§ Working data:
>>>
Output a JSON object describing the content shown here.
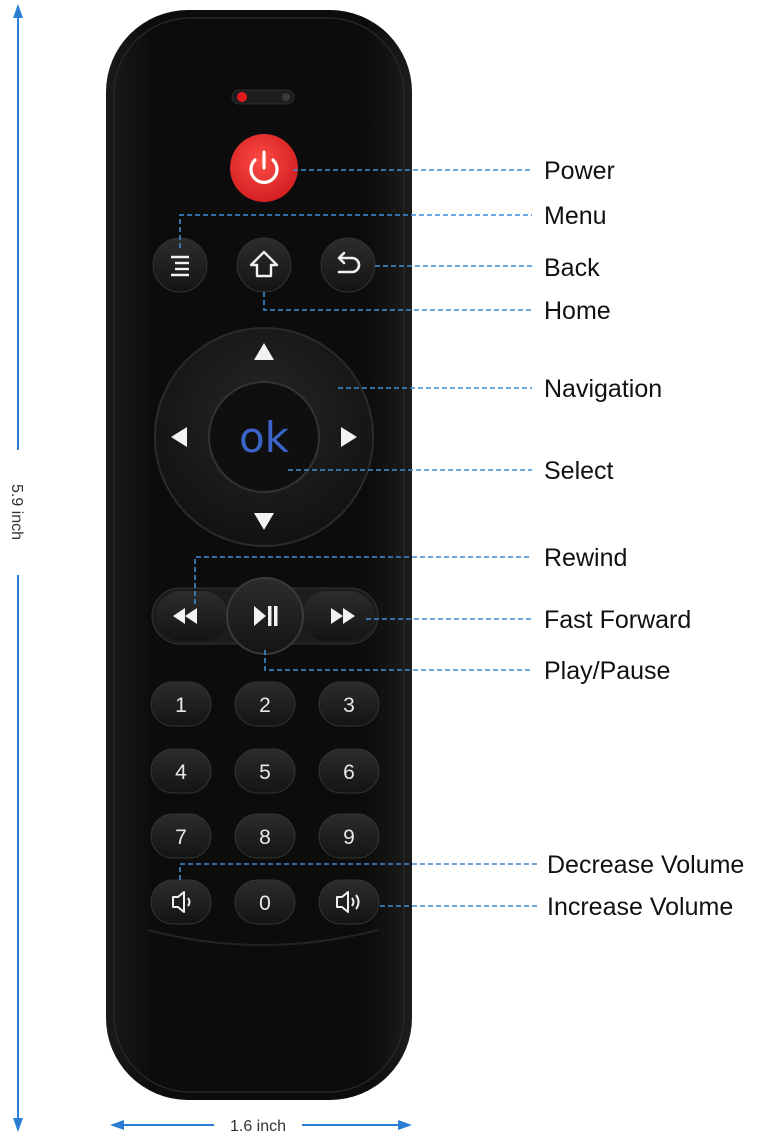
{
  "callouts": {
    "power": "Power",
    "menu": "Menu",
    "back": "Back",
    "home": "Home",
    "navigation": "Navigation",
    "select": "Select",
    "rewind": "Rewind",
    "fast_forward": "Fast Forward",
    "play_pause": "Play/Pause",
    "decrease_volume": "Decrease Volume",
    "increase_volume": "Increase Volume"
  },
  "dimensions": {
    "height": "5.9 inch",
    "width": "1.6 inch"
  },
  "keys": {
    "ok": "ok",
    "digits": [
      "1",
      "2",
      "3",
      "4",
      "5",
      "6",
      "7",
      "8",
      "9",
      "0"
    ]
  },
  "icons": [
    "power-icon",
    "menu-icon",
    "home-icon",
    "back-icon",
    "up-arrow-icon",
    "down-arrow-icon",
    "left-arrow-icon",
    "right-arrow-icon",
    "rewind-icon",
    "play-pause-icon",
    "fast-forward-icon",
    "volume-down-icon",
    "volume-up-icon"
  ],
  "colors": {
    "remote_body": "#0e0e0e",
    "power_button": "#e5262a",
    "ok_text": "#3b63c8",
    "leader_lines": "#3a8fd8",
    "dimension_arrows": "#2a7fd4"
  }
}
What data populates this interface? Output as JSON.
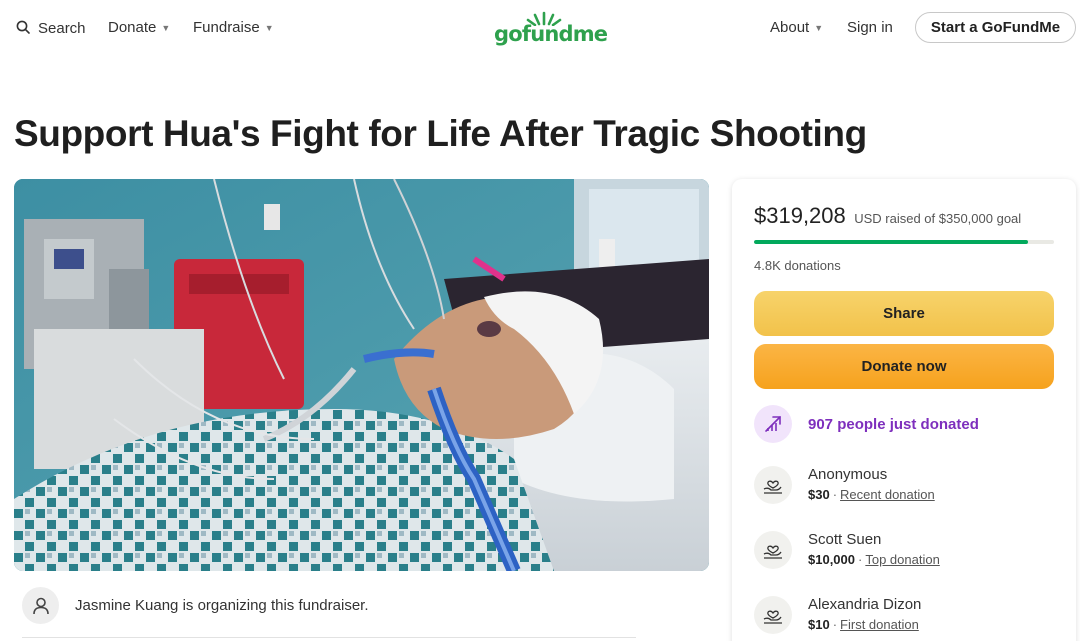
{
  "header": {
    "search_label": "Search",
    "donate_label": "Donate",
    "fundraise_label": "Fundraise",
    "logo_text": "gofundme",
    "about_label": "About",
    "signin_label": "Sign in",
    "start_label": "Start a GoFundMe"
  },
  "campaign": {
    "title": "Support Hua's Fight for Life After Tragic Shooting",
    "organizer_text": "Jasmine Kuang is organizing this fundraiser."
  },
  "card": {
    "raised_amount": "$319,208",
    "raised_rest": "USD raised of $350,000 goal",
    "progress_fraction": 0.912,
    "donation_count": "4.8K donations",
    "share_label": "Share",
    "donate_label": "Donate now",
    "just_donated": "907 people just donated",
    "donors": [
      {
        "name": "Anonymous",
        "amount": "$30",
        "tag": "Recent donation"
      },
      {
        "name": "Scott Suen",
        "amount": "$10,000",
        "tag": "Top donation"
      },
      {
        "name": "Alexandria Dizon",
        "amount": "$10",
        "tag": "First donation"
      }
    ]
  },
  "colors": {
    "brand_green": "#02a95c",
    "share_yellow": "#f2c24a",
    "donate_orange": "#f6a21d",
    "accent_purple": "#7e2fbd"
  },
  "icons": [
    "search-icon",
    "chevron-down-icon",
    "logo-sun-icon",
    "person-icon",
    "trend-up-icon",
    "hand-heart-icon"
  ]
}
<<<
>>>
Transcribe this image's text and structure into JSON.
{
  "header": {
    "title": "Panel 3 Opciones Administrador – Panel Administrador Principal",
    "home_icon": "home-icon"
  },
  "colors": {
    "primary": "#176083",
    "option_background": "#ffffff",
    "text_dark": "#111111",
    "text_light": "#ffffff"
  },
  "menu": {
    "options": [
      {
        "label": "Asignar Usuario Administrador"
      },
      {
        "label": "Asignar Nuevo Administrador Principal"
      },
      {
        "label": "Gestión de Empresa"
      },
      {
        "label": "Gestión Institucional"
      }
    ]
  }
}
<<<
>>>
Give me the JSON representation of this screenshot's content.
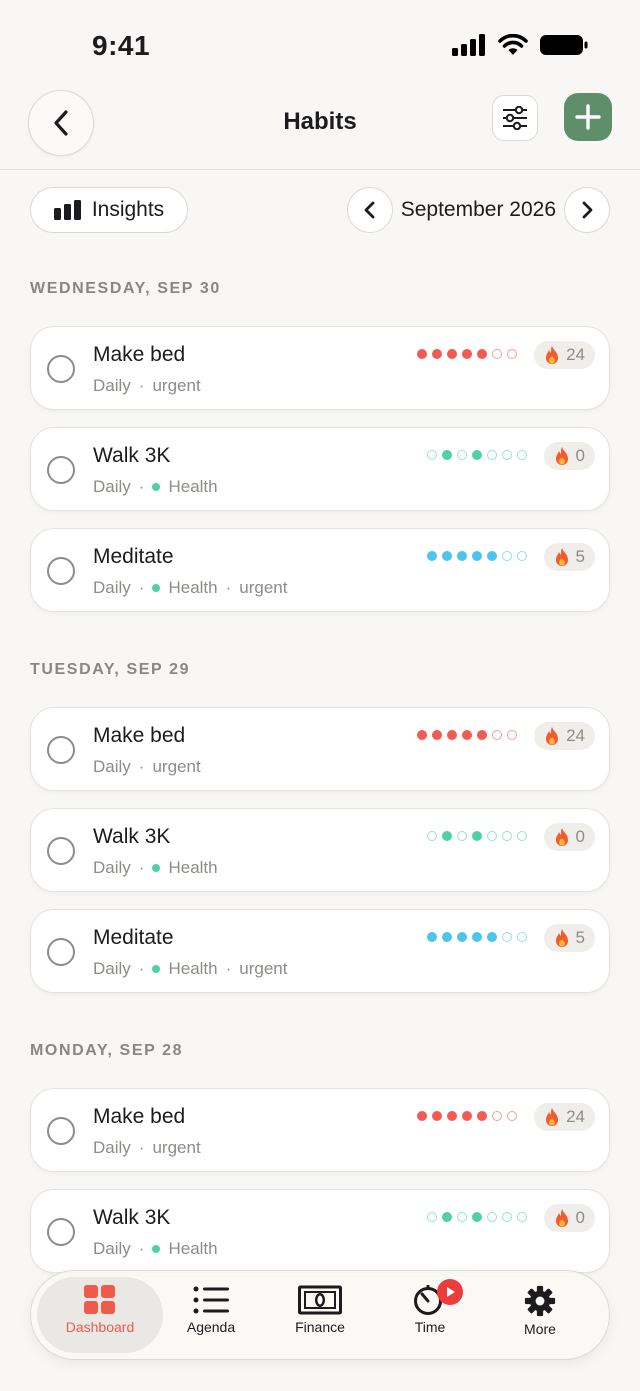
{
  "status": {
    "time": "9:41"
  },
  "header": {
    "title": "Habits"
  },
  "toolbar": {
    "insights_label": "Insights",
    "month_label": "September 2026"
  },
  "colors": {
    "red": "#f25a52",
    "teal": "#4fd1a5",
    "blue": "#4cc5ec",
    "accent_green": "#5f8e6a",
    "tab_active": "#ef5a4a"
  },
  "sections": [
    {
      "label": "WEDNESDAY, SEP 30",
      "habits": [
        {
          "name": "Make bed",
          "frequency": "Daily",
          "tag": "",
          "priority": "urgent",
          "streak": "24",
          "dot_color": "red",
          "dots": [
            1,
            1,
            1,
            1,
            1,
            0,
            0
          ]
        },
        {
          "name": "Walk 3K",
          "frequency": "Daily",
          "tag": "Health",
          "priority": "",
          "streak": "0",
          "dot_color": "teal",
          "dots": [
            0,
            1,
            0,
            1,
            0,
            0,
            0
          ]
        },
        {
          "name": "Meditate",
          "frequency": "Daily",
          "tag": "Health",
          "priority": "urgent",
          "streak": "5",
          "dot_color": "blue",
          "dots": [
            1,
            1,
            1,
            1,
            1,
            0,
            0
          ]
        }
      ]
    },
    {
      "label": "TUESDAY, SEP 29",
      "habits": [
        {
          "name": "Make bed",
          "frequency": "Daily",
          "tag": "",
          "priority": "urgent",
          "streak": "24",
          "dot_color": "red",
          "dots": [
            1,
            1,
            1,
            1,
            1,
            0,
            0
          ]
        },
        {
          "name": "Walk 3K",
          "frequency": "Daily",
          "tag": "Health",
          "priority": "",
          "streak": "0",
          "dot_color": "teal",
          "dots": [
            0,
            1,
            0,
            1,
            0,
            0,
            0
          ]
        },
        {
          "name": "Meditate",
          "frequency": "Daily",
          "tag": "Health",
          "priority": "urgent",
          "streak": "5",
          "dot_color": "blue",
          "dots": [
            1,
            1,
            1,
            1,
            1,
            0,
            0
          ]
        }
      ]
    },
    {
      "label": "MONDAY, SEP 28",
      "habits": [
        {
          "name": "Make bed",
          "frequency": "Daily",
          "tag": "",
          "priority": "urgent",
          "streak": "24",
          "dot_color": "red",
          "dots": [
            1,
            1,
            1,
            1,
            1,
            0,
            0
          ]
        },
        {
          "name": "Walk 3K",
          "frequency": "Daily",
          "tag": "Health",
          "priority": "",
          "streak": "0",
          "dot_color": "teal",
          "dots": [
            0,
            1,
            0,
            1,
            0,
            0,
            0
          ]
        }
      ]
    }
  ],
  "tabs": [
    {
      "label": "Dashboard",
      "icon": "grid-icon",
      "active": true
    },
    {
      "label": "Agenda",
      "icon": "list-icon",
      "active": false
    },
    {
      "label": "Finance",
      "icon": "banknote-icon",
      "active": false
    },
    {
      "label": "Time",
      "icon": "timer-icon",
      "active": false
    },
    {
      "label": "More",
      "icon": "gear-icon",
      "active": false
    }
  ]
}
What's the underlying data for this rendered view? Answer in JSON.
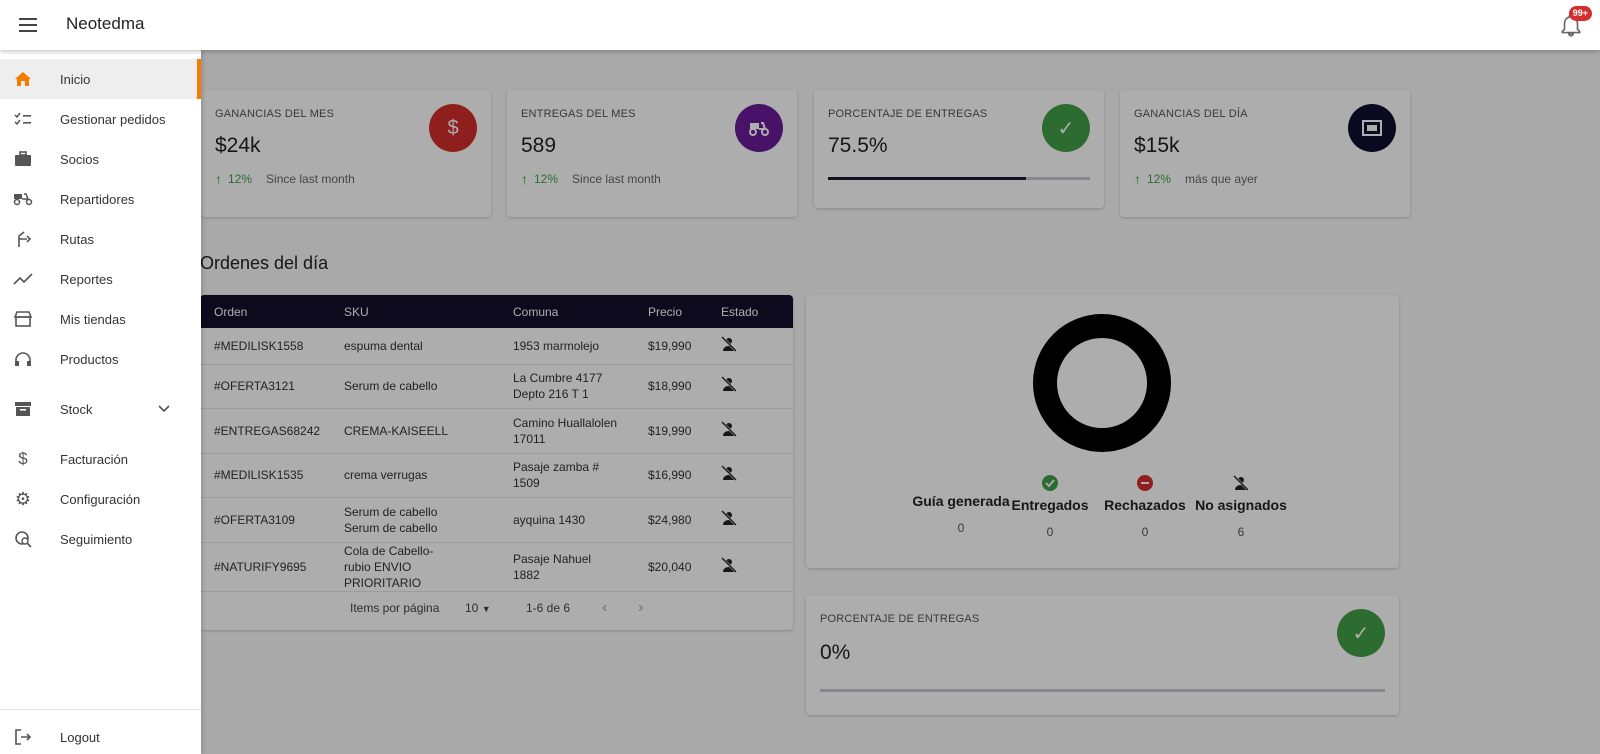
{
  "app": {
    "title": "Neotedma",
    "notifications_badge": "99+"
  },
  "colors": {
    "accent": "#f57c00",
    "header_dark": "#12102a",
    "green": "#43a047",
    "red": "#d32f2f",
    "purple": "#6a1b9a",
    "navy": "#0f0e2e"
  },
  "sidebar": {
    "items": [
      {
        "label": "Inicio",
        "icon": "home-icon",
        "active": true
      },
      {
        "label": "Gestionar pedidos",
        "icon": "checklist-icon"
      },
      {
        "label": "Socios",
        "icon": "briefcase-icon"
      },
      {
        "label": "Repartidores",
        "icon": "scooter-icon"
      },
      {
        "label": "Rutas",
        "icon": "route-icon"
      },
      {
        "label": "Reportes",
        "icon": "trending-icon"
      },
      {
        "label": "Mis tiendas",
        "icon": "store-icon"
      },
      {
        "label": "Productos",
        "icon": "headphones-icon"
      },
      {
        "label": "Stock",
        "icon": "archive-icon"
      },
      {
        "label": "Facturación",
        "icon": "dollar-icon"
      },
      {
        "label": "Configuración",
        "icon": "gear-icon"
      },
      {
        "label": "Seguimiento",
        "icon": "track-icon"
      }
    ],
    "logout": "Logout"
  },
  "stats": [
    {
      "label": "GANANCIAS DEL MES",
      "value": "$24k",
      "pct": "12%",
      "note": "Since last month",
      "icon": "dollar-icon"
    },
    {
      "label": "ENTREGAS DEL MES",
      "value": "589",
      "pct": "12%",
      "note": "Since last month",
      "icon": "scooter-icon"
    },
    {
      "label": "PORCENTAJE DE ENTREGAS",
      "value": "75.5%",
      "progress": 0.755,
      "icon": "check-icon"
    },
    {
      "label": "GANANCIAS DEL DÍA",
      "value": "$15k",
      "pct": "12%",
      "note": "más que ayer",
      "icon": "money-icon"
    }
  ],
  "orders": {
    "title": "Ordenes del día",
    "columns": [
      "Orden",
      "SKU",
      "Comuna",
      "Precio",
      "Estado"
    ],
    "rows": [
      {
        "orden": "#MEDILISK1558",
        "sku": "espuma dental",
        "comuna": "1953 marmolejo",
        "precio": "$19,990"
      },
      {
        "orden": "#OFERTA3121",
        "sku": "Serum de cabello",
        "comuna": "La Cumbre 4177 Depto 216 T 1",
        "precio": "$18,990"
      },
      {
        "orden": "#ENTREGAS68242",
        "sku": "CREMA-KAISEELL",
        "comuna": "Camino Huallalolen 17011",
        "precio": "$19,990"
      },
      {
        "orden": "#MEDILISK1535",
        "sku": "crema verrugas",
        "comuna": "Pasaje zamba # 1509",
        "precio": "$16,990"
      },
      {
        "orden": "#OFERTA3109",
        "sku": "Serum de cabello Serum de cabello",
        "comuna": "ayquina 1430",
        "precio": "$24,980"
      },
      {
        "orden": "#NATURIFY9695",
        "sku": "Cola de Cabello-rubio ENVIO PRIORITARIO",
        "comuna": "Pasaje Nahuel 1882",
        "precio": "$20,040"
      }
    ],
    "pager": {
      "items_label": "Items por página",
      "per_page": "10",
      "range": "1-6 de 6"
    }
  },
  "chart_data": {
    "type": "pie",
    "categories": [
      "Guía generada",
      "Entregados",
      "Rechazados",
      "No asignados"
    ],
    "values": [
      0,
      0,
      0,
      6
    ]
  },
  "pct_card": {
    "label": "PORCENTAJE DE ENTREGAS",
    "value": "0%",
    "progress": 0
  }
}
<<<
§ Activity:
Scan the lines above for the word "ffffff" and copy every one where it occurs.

§ The answer:
    "option_background": "#ffffff",
    "text_light": "#ffffff"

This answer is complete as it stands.